There was a time in medicine when pain was considered the “fifth vital sign,” and the prevailing ideology was that it must be addressed aggressively. In response, companies introduced evermore- potent pain medications, and physicians wrote more prescriptions for said medications. These are but two of the factors that contributed to the current opioid epidemic in America – there are numerous others – and now, says Chief Medical Officer John R. Audett, MD, “this country has a mess on our hands. All of a sudden, though, the pendulum has swung. Now everyone is talking about the opioid crisis, and we know, as a nation, that we’ve got to get serious about this problem.”

Medical associations and governing legislatures alike have begun calling for more stringent guidelines for opioid prescriptions. At Overlook, reports Dr. Audett, there has been a 60 percent reduction over three years in the number of patients leaving the emergency department with a prescription for an opioid. “The ED is a primary place where many of these prescriptions are written, so we looked at that area and started thinking about what we could do,” he says. “By increasing awareness while considering non-opioid solutions, we were able to achieve a significant reduction.”
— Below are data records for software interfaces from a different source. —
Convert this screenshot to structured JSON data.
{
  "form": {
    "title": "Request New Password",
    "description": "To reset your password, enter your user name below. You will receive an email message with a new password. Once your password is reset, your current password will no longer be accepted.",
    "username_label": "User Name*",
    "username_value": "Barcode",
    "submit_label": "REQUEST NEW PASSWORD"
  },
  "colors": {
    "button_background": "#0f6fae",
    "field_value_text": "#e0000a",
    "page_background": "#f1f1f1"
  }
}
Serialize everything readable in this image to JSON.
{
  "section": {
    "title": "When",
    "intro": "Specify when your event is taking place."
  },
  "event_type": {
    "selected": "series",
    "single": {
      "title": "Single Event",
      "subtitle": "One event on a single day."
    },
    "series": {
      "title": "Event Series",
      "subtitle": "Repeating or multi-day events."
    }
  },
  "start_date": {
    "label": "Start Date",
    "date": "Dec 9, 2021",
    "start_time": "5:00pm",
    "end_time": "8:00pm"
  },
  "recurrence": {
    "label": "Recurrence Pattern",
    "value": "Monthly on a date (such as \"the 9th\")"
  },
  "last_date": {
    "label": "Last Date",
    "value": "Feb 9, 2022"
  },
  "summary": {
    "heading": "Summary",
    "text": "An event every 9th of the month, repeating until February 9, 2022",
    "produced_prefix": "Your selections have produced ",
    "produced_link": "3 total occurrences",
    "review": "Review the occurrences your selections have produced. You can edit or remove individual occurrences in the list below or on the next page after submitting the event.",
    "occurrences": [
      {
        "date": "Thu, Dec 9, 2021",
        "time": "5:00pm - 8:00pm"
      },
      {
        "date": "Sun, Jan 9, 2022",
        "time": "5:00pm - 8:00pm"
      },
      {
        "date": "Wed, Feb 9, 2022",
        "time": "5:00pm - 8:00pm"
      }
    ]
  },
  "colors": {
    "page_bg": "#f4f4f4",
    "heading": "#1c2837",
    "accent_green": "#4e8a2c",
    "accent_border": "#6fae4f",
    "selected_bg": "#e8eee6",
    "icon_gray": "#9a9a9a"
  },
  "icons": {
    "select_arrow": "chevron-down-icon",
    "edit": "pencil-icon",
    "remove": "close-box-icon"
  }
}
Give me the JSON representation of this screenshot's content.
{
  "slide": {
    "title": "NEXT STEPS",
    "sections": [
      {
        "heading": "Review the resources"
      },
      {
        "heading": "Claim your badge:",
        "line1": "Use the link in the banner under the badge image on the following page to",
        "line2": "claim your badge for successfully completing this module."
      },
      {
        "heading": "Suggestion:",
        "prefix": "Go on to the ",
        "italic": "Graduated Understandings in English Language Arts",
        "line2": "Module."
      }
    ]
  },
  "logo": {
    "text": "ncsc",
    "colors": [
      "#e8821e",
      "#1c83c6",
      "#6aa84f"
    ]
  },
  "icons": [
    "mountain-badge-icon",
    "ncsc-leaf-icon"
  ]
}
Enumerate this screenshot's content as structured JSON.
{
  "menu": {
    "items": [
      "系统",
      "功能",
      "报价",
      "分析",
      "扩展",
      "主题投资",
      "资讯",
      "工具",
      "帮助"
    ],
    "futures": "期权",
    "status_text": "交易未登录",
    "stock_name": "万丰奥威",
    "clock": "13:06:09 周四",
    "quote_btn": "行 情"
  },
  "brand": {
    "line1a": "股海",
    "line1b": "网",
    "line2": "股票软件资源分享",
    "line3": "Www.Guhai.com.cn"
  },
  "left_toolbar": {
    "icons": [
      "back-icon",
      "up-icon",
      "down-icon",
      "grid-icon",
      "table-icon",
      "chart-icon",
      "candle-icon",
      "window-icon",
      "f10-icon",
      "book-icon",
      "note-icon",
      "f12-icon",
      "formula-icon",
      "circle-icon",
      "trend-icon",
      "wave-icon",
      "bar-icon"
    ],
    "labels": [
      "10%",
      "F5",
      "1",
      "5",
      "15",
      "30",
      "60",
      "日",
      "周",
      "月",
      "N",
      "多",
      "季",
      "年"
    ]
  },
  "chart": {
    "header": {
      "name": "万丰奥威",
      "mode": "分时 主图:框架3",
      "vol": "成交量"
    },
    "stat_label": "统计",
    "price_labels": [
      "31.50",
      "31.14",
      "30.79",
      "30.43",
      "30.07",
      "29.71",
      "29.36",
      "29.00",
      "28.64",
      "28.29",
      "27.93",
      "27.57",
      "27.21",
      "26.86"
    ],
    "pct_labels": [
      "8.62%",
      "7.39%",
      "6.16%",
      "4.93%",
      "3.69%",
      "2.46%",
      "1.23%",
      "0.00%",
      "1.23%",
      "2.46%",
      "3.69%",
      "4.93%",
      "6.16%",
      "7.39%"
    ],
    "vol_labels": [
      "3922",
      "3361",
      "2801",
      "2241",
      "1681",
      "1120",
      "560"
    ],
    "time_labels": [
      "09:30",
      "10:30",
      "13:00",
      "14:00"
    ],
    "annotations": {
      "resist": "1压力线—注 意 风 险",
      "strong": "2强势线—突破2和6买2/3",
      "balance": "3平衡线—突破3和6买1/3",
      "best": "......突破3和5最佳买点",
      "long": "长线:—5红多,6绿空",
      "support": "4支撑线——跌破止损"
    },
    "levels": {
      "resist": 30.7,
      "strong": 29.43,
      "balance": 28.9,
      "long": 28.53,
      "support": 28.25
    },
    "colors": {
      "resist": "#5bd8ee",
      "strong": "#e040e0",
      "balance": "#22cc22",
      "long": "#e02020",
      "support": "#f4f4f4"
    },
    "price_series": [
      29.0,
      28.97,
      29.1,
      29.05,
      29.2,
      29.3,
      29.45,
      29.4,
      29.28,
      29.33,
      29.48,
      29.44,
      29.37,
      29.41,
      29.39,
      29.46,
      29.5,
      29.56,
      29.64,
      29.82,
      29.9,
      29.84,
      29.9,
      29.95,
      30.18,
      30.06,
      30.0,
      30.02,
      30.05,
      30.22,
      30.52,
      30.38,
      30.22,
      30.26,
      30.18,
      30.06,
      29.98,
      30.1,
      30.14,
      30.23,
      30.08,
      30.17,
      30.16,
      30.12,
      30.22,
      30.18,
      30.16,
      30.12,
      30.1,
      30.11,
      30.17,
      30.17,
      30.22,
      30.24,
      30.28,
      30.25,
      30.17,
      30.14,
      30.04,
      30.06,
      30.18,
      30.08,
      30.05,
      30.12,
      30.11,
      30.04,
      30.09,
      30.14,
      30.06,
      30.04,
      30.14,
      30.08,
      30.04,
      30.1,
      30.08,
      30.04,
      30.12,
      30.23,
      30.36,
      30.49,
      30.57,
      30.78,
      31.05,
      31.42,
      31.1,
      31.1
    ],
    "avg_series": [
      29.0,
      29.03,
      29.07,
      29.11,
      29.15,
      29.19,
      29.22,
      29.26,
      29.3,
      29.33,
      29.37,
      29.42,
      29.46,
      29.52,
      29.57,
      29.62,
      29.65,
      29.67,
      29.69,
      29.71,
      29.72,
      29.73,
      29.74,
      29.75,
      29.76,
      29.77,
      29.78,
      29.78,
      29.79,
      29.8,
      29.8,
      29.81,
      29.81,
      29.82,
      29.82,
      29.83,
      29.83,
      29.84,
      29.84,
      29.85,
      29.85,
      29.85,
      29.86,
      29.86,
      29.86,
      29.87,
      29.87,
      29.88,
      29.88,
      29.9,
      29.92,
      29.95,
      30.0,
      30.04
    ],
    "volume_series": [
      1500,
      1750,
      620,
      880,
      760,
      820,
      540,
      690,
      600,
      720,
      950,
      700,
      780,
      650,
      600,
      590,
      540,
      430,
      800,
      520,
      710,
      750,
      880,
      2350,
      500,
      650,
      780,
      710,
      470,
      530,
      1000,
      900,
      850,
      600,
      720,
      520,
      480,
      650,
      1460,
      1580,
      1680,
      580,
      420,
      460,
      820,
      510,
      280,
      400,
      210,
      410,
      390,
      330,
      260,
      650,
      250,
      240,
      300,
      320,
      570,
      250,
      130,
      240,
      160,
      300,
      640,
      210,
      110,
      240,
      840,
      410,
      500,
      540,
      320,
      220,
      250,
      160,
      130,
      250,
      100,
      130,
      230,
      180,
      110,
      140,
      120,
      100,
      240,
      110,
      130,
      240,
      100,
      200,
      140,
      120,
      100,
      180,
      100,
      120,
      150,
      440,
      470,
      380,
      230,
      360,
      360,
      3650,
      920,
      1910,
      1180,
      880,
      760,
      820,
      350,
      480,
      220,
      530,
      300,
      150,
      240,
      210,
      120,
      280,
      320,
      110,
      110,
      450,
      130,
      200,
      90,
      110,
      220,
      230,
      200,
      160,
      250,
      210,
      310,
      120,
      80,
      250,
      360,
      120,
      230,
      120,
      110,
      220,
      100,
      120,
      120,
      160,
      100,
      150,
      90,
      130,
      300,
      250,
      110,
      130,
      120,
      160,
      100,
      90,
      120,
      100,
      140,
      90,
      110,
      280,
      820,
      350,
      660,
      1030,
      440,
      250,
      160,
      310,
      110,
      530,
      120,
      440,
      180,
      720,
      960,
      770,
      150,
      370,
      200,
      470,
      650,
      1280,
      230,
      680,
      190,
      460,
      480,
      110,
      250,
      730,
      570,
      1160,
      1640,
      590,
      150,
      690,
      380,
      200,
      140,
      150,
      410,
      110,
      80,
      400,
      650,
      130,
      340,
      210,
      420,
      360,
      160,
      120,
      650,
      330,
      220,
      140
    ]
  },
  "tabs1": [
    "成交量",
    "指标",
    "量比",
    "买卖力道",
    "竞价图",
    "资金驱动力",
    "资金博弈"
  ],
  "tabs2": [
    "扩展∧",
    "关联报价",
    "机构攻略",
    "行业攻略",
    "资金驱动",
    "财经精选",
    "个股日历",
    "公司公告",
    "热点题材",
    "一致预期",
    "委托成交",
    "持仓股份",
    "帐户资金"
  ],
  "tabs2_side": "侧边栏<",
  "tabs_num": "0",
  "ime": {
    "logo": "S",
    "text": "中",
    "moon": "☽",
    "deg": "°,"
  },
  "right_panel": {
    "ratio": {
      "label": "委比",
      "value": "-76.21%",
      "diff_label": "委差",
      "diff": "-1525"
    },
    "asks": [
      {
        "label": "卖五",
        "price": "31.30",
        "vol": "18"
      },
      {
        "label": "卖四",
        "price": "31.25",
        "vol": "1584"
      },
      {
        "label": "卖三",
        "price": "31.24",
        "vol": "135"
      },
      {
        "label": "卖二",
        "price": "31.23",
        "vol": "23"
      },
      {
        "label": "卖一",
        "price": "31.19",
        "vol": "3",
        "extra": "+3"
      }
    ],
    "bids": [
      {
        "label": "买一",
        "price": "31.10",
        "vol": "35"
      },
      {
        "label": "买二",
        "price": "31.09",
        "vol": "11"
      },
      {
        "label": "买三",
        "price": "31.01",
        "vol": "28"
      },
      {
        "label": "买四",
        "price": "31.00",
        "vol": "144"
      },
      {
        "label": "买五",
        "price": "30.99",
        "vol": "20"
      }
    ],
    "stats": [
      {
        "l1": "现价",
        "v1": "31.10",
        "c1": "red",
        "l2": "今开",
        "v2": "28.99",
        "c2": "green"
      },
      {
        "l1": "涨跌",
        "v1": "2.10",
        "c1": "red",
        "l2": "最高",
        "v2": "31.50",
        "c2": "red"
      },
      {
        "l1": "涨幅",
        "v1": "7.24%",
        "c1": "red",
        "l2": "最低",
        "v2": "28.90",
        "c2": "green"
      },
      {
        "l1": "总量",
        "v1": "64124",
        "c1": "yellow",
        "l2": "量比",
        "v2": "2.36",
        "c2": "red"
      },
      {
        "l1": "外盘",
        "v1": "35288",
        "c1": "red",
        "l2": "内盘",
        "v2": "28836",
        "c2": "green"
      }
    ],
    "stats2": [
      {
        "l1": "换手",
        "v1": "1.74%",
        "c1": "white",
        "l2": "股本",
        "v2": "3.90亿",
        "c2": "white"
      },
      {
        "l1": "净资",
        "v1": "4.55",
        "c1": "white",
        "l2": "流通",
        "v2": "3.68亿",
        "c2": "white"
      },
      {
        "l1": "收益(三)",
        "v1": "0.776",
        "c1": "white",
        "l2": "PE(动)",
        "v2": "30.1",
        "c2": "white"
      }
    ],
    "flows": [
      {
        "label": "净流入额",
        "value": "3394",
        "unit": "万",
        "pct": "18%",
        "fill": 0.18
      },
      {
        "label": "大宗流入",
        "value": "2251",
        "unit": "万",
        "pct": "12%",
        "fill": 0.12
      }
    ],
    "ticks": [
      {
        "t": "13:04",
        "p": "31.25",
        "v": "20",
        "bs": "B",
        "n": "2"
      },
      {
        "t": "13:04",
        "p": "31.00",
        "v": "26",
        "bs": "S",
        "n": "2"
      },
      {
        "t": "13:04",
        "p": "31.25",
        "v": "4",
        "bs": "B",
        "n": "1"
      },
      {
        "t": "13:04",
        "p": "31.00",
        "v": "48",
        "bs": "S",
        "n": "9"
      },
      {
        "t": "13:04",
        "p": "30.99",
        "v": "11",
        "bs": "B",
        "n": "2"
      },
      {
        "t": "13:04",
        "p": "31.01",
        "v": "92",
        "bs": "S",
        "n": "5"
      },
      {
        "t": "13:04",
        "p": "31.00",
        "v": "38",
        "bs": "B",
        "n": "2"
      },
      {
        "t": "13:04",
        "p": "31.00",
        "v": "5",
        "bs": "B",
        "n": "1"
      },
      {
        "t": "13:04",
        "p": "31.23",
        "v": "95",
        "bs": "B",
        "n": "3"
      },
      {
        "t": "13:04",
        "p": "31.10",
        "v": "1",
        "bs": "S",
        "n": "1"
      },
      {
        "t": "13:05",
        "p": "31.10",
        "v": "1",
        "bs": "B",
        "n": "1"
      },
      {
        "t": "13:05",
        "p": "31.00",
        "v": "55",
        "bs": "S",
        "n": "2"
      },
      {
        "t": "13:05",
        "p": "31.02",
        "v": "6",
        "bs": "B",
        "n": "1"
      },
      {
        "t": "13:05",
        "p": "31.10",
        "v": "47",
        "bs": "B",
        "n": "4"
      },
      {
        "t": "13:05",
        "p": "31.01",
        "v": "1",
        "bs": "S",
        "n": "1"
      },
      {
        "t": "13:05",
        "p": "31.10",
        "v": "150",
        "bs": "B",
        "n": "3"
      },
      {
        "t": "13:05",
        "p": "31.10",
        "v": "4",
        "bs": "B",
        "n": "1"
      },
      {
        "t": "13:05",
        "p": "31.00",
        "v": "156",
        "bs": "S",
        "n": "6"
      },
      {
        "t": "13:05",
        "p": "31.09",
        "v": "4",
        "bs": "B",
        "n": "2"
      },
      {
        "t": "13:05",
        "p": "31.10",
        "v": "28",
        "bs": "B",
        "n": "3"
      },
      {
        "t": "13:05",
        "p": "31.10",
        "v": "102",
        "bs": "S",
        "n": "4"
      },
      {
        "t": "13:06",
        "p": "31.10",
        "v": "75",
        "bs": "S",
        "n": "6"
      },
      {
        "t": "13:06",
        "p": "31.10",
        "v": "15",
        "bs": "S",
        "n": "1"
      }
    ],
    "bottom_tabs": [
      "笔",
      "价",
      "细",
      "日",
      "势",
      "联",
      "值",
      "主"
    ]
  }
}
That increased awareness has spread. Dr. Audett commends other departments for making their own inroads against opioid use. By way of example, he cites orthopedics, where doctors are injecting medication directly into surgical wounds to drive down the need for opioids; and general surgery, where doctors are using multiagent “cocktails” of non-opioid medications such as nonsteroidal medicines (ibuprofen, etc.) as alternatives to opioids. He further points to the benefits of properly educating patients. “A patient who is informed is much better able to manage pain,” he says. “The goal isn’t necessarily zero pain; the goal is that a patient is going to be able to get up and move and be functional. We are setting realistic expectations for patients.”